THE PROBLEM: When you repeat the material, keep each line exact and omit the pictures.

SOURCE DATA:
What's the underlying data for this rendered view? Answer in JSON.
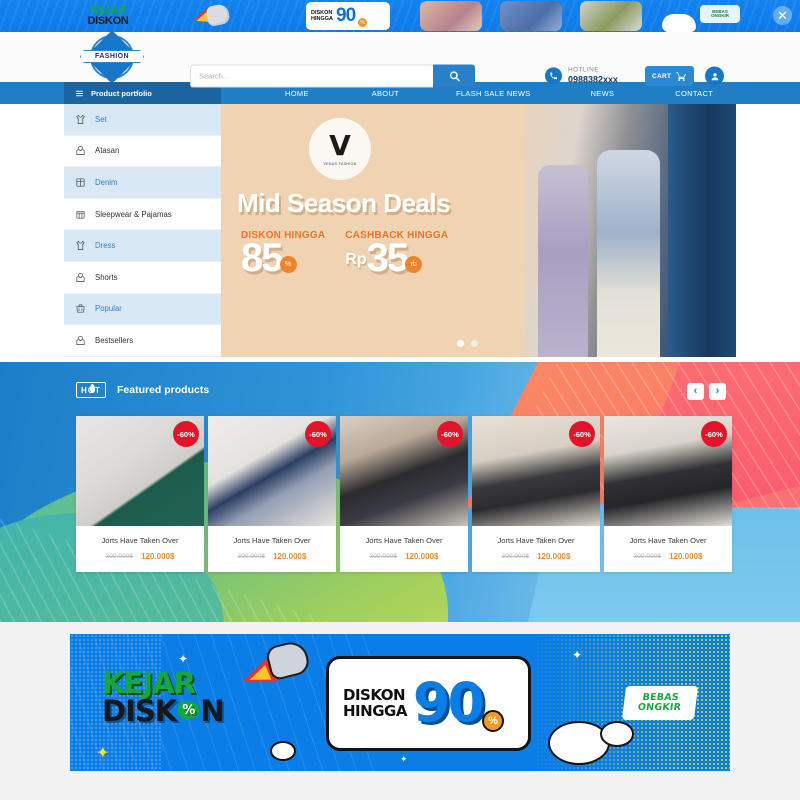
{
  "ad_strip": {
    "kejar_line1": "KEJAR",
    "kejar_line2": "DISKON",
    "promo_line1": "DISKON",
    "promo_line2": "HINGGA",
    "promo_value": "90",
    "promo_pct": "%",
    "bebas_line1": "BEBAS",
    "bebas_line2": "ONGKIR",
    "close_label": "✕"
  },
  "header": {
    "logo_text": "FASHION",
    "search": {
      "placeholder": "Search...",
      "value": "",
      "icon": "search-icon"
    },
    "hotline": {
      "label": "HOTLINE",
      "number": "0988382xxx",
      "icon": "phone-icon"
    },
    "cart": {
      "label": "CART",
      "icon": "cart-icon"
    },
    "account": {
      "icon": "user-icon"
    }
  },
  "nav": {
    "portfolio_label": "Product portfolio",
    "portfolio_icon": "hamburger-icon",
    "links": [
      "HOME",
      "ABOUT",
      "FLASH SALE NEWS",
      "NEWS",
      "CONTACT"
    ]
  },
  "sidebar": {
    "items": [
      {
        "label": "Set",
        "icon": "tshirt-icon",
        "highlighted": true
      },
      {
        "label": "Atasan",
        "icon": "hoodie-icon",
        "highlighted": false
      },
      {
        "label": "Denim",
        "icon": "denim-icon",
        "highlighted": true
      },
      {
        "label": "Sleepwear & Pajamas",
        "icon": "pajamas-icon",
        "highlighted": false
      },
      {
        "label": "Dress",
        "icon": "tshirt-icon",
        "highlighted": true
      },
      {
        "label": "Shorts",
        "icon": "hoodie-icon",
        "highlighted": false
      },
      {
        "label": "Popular",
        "icon": "basket-icon",
        "highlighted": true
      },
      {
        "label": "Bestsellers",
        "icon": "hoodie-icon",
        "highlighted": false
      }
    ]
  },
  "hero": {
    "brand_mark": "V",
    "brand_name": "VENUS FASHION",
    "title": "Mid Season Deals",
    "offers": [
      {
        "label": "DISKON HINGGA",
        "prefix": "",
        "value": "85",
        "suffix": "%"
      },
      {
        "label": "CASHBACK HINGGA",
        "prefix": "Rp",
        "value": "35",
        "suffix": "rb"
      }
    ],
    "slides": 2,
    "active_slide": 1
  },
  "featured": {
    "badge": "HOT",
    "title": "Featured products",
    "prev_icon": "chevron-left-icon",
    "next_icon": "chevron-right-icon",
    "prev_label": "‹",
    "next_label": "›",
    "products": [
      {
        "name": "Jorts Have Taken Over",
        "discount": "-60%",
        "old_price": "300.000$",
        "price": "120.000$"
      },
      {
        "name": "Jorts Have Taken Over",
        "discount": "-60%",
        "old_price": "300.000$",
        "price": "120.000$"
      },
      {
        "name": "Jorts Have Taken Over",
        "discount": "-60%",
        "old_price": "300.000$",
        "price": "120.000$"
      },
      {
        "name": "Jorts Have Taken Over",
        "discount": "-60%",
        "old_price": "300.000$",
        "price": "120.000$"
      },
      {
        "name": "Jorts Have Taken Over",
        "discount": "-60%",
        "old_price": "300.000$",
        "price": "120.000$"
      }
    ]
  },
  "bottom_banner": {
    "kejar_line1": "KEJAR",
    "kejar_line2_a": "DISK",
    "kejar_pct": "%",
    "kejar_line2_b": "N",
    "diskon_line1": "DISKON",
    "diskon_line2": "HINGGA",
    "value": "90",
    "pct": "%",
    "bebas_line1": "BEBAS",
    "bebas_line2": "ONGKIR"
  },
  "colors": {
    "brand_blue": "#1877c9",
    "nav_blue": "#1f7ec4",
    "accent_orange": "#f0892b",
    "badge_red": "#e3132a",
    "green": "#16a83d"
  }
}
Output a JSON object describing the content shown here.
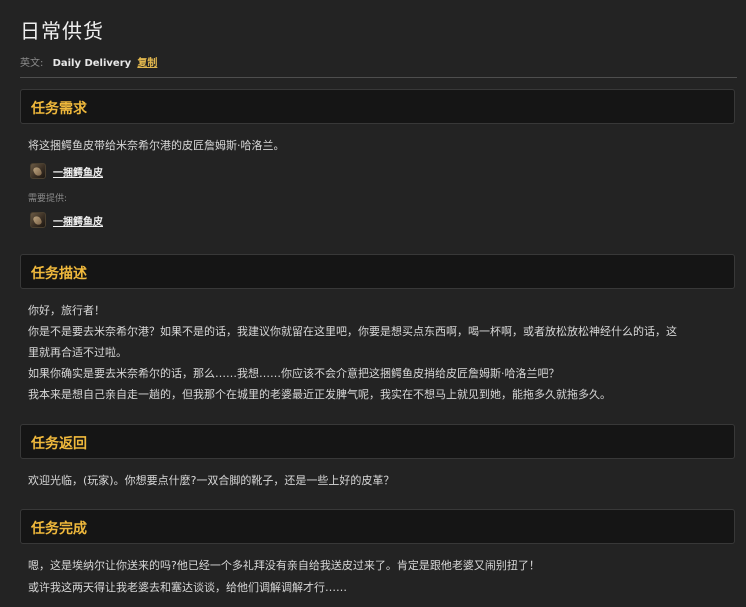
{
  "page": {
    "title": "日常供货",
    "english_label": "英文:",
    "english_name": "Daily Delivery",
    "copy_label": "复制"
  },
  "sections": {
    "requirements": {
      "heading": "任务需求",
      "text": "将这捆鳄鱼皮带给米奈希尔港的皮匠詹姆斯·哈洛兰。",
      "item_label": "一捆鳄鱼皮",
      "provided_label": "需要提供:",
      "provided_item_label": "一捆鳄鱼皮",
      "item_icon": "crocolisk-skin-icon"
    },
    "description": {
      "heading": "任务描述",
      "lines": [
        "你好，旅行者！",
        "你是不是要去米奈希尔港？如果不是的话，我建议你就留在这里吧，你要是想买点东西啊，喝一杯啊，或者放松放松神经什么的话，这",
        "里就再合适不过啦。",
        "如果你确实是要去米奈希尔的话，那么……我想……你应该不会介意把这捆鳄鱼皮捎给皮匠詹姆斯·哈洛兰吧？",
        "我本来是想自己亲自走一趟的，但我那个在城里的老婆最近正发脾气呢，我实在不想马上就见到她，能拖多久就拖多久。"
      ]
    },
    "progress": {
      "heading": "任务返回",
      "text": "欢迎光临，(玩家)。你想要点什麼?一双合脚的靴子，还是一些上好的皮革？"
    },
    "completion": {
      "heading": "任务完成",
      "lines": [
        "嗯，这是埃纳尔让你送来的吗?他已经一个多礼拜没有亲自给我送皮过来了。肯定是跟他老婆又闹别扭了！",
        "或许我这两天得让我老婆去和塞达谈谈，给他们调解调解才行……"
      ]
    }
  },
  "colors": {
    "background": "#232323",
    "header_bg": "#151515",
    "heading_gold": "#f0b93c",
    "copy_link": "#e0b64e"
  }
}
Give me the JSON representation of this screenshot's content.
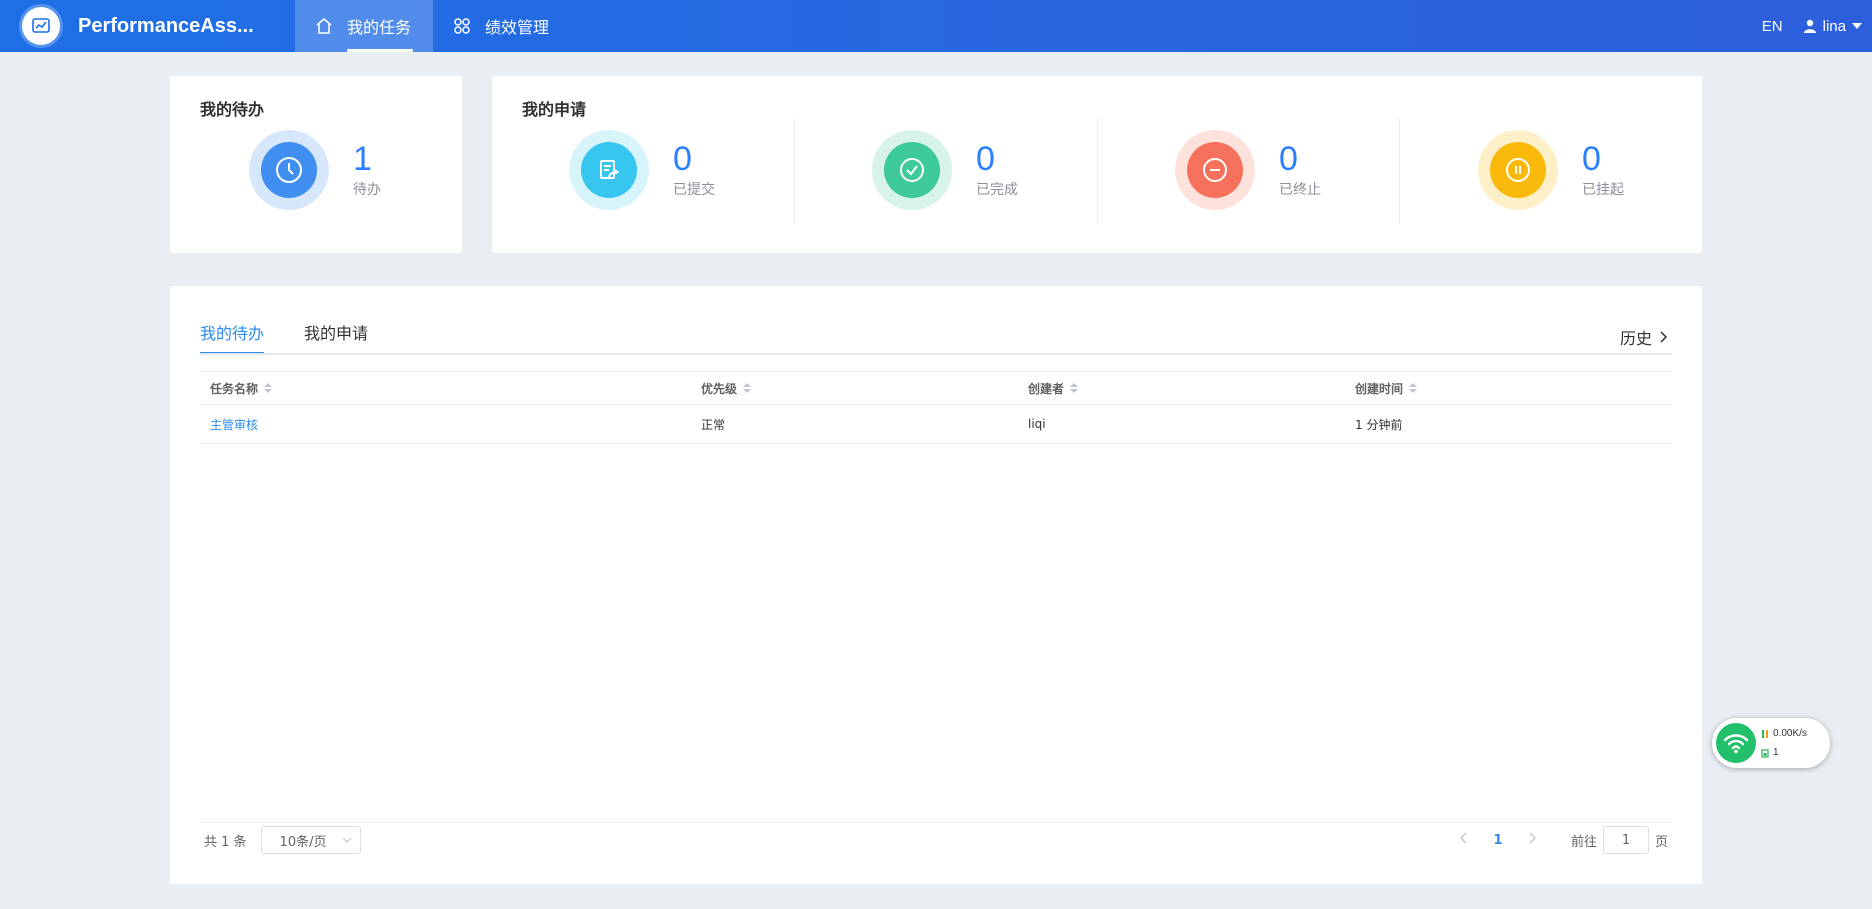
{
  "header": {
    "app_title": "PerformanceAss...",
    "nav": [
      {
        "label": "我的任务",
        "icon": "home-icon",
        "active": true
      },
      {
        "label": "绩效管理",
        "icon": "grid-icon",
        "active": false
      }
    ],
    "lang": "EN",
    "user": "lina"
  },
  "todo_card": {
    "title": "我的待办",
    "count": "1",
    "label": "待办"
  },
  "apply_card": {
    "title": "我的申请",
    "stats": [
      {
        "count": "0",
        "label": "已提交",
        "icon": "submit-icon",
        "color": "#36c6f0"
      },
      {
        "count": "0",
        "label": "已完成",
        "icon": "check-icon",
        "color": "#3ec99a"
      },
      {
        "count": "0",
        "label": "已终止",
        "icon": "minus-icon",
        "color": "#f6715b"
      },
      {
        "count": "0",
        "label": "已挂起",
        "icon": "pause-icon",
        "color": "#f9b90b"
      }
    ]
  },
  "tabs": [
    {
      "label": "我的待办",
      "active": true
    },
    {
      "label": "我的申请",
      "active": false
    }
  ],
  "history_label": "历史",
  "table": {
    "columns": [
      "任务名称",
      "优先级",
      "创建者",
      "创建时间"
    ],
    "rows": [
      {
        "name": "主管审核",
        "priority": "正常",
        "creator": "liqi",
        "created": "1 分钟前"
      }
    ]
  },
  "pagination": {
    "total": "共 1 条",
    "page_size": "10条/页",
    "current_page": "1",
    "goto_label": "前往",
    "goto_value": "1",
    "page_suffix": "页"
  },
  "network_widget": {
    "speed": "0.00K/s",
    "count": "1"
  },
  "colors": {
    "accent": "#2d8cf0",
    "header": "#1e6fe6",
    "todo_icon": "#3f8ef0"
  }
}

SOLUTION FOR THIS PROBLEM:
What's the underlying data for this rendered view? Answer in JSON.
{
  "ad_strip": {
    "kejar_line1": "KEJAR",
    "kejar_line2": "DISKON",
    "promo_line1": "DISKON",
    "promo_line2": "HINGGA",
    "promo_value": "90",
    "promo_pct": "%",
    "bebas_line1": "BEBAS",
    "bebas_line2": "ONGKIR",
    "close_label": "✕"
  },
  "header": {
    "logo_text": "FASHION",
    "search": {
      "placeholder": "Search...",
      "value": "",
      "icon": "search-icon"
    },
    "hotline": {
      "label": "HOTLINE",
      "number": "0988382xxx",
      "icon": "phone-icon"
    },
    "cart": {
      "label": "CART",
      "icon": "cart-icon"
    },
    "account": {
      "icon": "user-icon"
    }
  },
  "nav": {
    "portfolio_label": "Product portfolio",
    "portfolio_icon": "hamburger-icon",
    "links": [
      "HOME",
      "ABOUT",
      "FLASH SALE NEWS",
      "NEWS",
      "CONTACT"
    ]
  },
  "sidebar": {
    "items": [
      {
        "label": "Set",
        "icon": "tshirt-icon",
        "highlighted": true
      },
      {
        "label": "Atasan",
        "icon": "hoodie-icon",
        "highlighted": false
      },
      {
        "label": "Denim",
        "icon": "denim-icon",
        "highlighted": true
      },
      {
        "label": "Sleepwear & Pajamas",
        "icon": "pajamas-icon",
        "highlighted": false
      },
      {
        "label": "Dress",
        "icon": "tshirt-icon",
        "highlighted": true
      },
      {
        "label": "Shorts",
        "icon": "hoodie-icon",
        "highlighted": false
      },
      {
        "label": "Popular",
        "icon": "basket-icon",
        "highlighted": true
      },
      {
        "label": "Bestsellers",
        "icon": "hoodie-icon",
        "highlighted": false
      }
    ]
  },
  "hero": {
    "brand_mark": "V",
    "brand_name": "VENUS FASHION",
    "title": "Mid Season Deals",
    "offers": [
      {
        "label": "DISKON HINGGA",
        "prefix": "",
        "value": "85",
        "suffix": "%"
      },
      {
        "label": "CASHBACK HINGGA",
        "prefix": "Rp",
        "value": "35",
        "suffix": "rb"
      }
    ],
    "slides": 2,
    "active_slide": 1
  },
  "featured": {
    "badge": "HOT",
    "title": "Featured products",
    "prev_icon": "chevron-left-icon",
    "next_icon": "chevron-right-icon",
    "prev_label": "‹",
    "next_label": "›",
    "products": [
      {
        "name": "Jorts Have Taken Over",
        "discount": "-60%",
        "old_price": "300.000$",
        "price": "120.000$"
      },
      {
        "name": "Jorts Have Taken Over",
        "discount": "-60%",
        "old_price": "300.000$",
        "price": "120.000$"
      },
      {
        "name": "Jorts Have Taken Over",
        "discount": "-60%",
        "old_price": "300.000$",
        "price": "120.000$"
      },
      {
        "name": "Jorts Have Taken Over",
        "discount": "-60%",
        "old_price": "300.000$",
        "price": "120.000$"
      },
      {
        "name": "Jorts Have Taken Over",
        "discount": "-60%",
        "old_price": "300.000$",
        "price": "120.000$"
      }
    ]
  },
  "bottom_banner": {
    "kejar_line1": "KEJAR",
    "kejar_line2_a": "DISK",
    "kejar_pct": "%",
    "kejar_line2_b": "N",
    "diskon_line1": "DISKON",
    "diskon_line2": "HINGGA",
    "value": "90",
    "pct": "%",
    "bebas_line1": "BEBAS",
    "bebas_line2": "ONGKIR"
  },
  "colors": {
    "brand_blue": "#1877c9",
    "nav_blue": "#1f7ec4",
    "accent_orange": "#f0892b",
    "badge_red": "#e3132a",
    "green": "#16a83d"
  }
}
Output a JSON object describing the content shown here.
{
  "page": {
    "title": "日常供货",
    "english_label": "英文:",
    "english_name": "Daily Delivery",
    "copy_label": "复制"
  },
  "sections": {
    "requirements": {
      "heading": "任务需求",
      "text": "将这捆鳄鱼皮带给米奈希尔港的皮匠詹姆斯·哈洛兰。",
      "item_label": "一捆鳄鱼皮",
      "provided_label": "需要提供:",
      "provided_item_label": "一捆鳄鱼皮",
      "item_icon": "crocolisk-skin-icon"
    },
    "description": {
      "heading": "任务描述",
      "lines": [
        "你好，旅行者！",
        "你是不是要去米奈希尔港？如果不是的话，我建议你就留在这里吧，你要是想买点东西啊，喝一杯啊，或者放松放松神经什么的话，这",
        "里就再合适不过啦。",
        "如果你确实是要去米奈希尔的话，那么……我想……你应该不会介意把这捆鳄鱼皮捎给皮匠詹姆斯·哈洛兰吧？",
        "我本来是想自己亲自走一趟的，但我那个在城里的老婆最近正发脾气呢，我实在不想马上就见到她，能拖多久就拖多久。"
      ]
    },
    "progress": {
      "heading": "任务返回",
      "text": "欢迎光临，(玩家)。你想要点什麼?一双合脚的靴子，还是一些上好的皮革？"
    },
    "completion": {
      "heading": "任务完成",
      "lines": [
        "嗯，这是埃纳尔让你送来的吗?他已经一个多礼拜没有亲自给我送皮过来了。肯定是跟他老婆又闹别扭了！",
        "或许我这两天得让我老婆去和塞达谈谈，给他们调解调解才行……"
      ]
    }
  },
  "colors": {
    "background": "#232323",
    "header_bg": "#151515",
    "heading_gold": "#f0b93c",
    "copy_link": "#e0b64e"
  }
}
Give me the JSON representation of this screenshot's content.
{
  "header": {
    "app_title": "PerformanceAss...",
    "nav": [
      {
        "label": "我的任务",
        "icon": "home-icon",
        "active": true
      },
      {
        "label": "绩效管理",
        "icon": "grid-icon",
        "active": false
      }
    ],
    "lang": "EN",
    "user": "lina"
  },
  "todo_card": {
    "title": "我的待办",
    "count": "1",
    "label": "待办"
  },
  "apply_card": {
    "title": "我的申请",
    "stats": [
      {
        "count": "0",
        "label": "已提交",
        "icon": "submit-icon",
        "color": "#36c6f0"
      },
      {
        "count": "0",
        "label": "已完成",
        "icon": "check-icon",
        "color": "#3ec99a"
      },
      {
        "count": "0",
        "label": "已终止",
        "icon": "minus-icon",
        "color": "#f6715b"
      },
      {
        "count": "0",
        "label": "已挂起",
        "icon": "pause-icon",
        "color": "#f9b90b"
      }
    ]
  },
  "tabs": [
    {
      "label": "我的待办",
      "active": true
    },
    {
      "label": "我的申请",
      "active": false
    }
  ],
  "history_label": "历史",
  "table": {
    "columns": [
      "任务名称",
      "优先级",
      "创建者",
      "创建时间"
    ],
    "rows": [
      {
        "name": "主管审核",
        "priority": "正常",
        "creator": "liqi",
        "created": "1 分钟前"
      }
    ]
  },
  "pagination": {
    "total": "共 1 条",
    "page_size": "10条/页",
    "current_page": "1",
    "goto_label": "前往",
    "goto_value": "1",
    "page_suffix": "页"
  },
  "network_widget": {
    "speed": "0.00K/s",
    "count": "1"
  },
  "colors": {
    "accent": "#2d8cf0",
    "header": "#1e6fe6",
    "todo_icon": "#3f8ef0"
  }
}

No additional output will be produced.